So, how does a compelling brand promise help you get that first time sale faster?
First of all, a brand promise establishes the desired way you want your customer to think about your business. It is the value you want your customers to rely upon you bringing them every time.
How does a strong brand promise accelerates B2B sales?
A strong brand promise can accelerate a sale in three ways:
- A strong brand promise builds trust. Trust is essential to win the sale of a B2B offering, especially one that is complex, expensive, and takes time to deploy. And since humans are making the decision, they’ll be weighing the risk of their decision to their projects, their company, and their careers. They need to know what you stand for and that you’ll be a reliable partner. The cost of failure for them is far greater than a bad experience at Starbucks.
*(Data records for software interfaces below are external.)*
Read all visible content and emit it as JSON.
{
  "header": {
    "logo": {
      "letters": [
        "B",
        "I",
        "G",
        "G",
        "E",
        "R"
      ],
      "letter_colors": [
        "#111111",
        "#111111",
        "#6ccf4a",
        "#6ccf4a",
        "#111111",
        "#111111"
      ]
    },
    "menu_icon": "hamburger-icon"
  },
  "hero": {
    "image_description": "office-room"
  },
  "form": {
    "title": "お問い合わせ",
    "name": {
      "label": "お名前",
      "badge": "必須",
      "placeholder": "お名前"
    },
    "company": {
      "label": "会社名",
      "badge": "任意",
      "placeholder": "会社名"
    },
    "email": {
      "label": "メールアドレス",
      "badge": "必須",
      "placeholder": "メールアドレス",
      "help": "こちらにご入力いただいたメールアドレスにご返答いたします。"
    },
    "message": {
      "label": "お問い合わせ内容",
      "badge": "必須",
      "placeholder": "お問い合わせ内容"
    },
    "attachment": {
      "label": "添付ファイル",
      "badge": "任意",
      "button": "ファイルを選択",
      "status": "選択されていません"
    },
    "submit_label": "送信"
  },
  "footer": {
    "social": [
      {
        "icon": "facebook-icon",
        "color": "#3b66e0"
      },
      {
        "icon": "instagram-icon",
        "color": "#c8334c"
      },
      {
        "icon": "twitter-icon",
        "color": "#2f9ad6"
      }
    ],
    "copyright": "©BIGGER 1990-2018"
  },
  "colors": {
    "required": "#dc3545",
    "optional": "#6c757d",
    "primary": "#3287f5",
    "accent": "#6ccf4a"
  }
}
- A strong brand promise creates differentiation. When companies compete only on the features of their products, they assume the customer knows how to cut through the complexities of comparison to make the right decision. Yet, most of the people evaluating your offering don’t have the time or skill to do so. They must rely on easier to understand differences, which is why decisions are often made on the one thing they do understand–price.
- A strong brand promise facilitates buyer agreement. It’s very likely that more than one person will be involved in buying your product or service. When that’s the case, each buyer evaluates the aspects of your offering that are most important to them. Consequently, they may form differing opinions about the merits of your solution. Gaining agreement can take some time, unless there’s a common denominator they can agree on. Often, the brand promise serves that purpose, to unify agreement among multiple parties in a purchase decision process.
What makes a strong brand promise?
Generally speaking, strong brand promises have three characteristics:
- A strong brand promise is meaningful to the customer. This should go without saying but far too often a company's brand messages are more about themselves than the value they bring to their customers.
- A strong brand promise is reliable. Never convey a promise you’re not committed to delivering. Every time.
- A strong brand promise is a top priority within the company. A strong brand promise is top of mind when making important decisions in your business. It acts as a decision making filter: Will the path we are contemplating increase or decrease our brand promise?
A strong brand promise is one of the most important elements of a solid growth strategy. When you can clearly articulate the reliable value you want to be known for, you can align your resources to make that promise stronger with every customer you acquire—without having to spend a boatload of money on advertising to do so.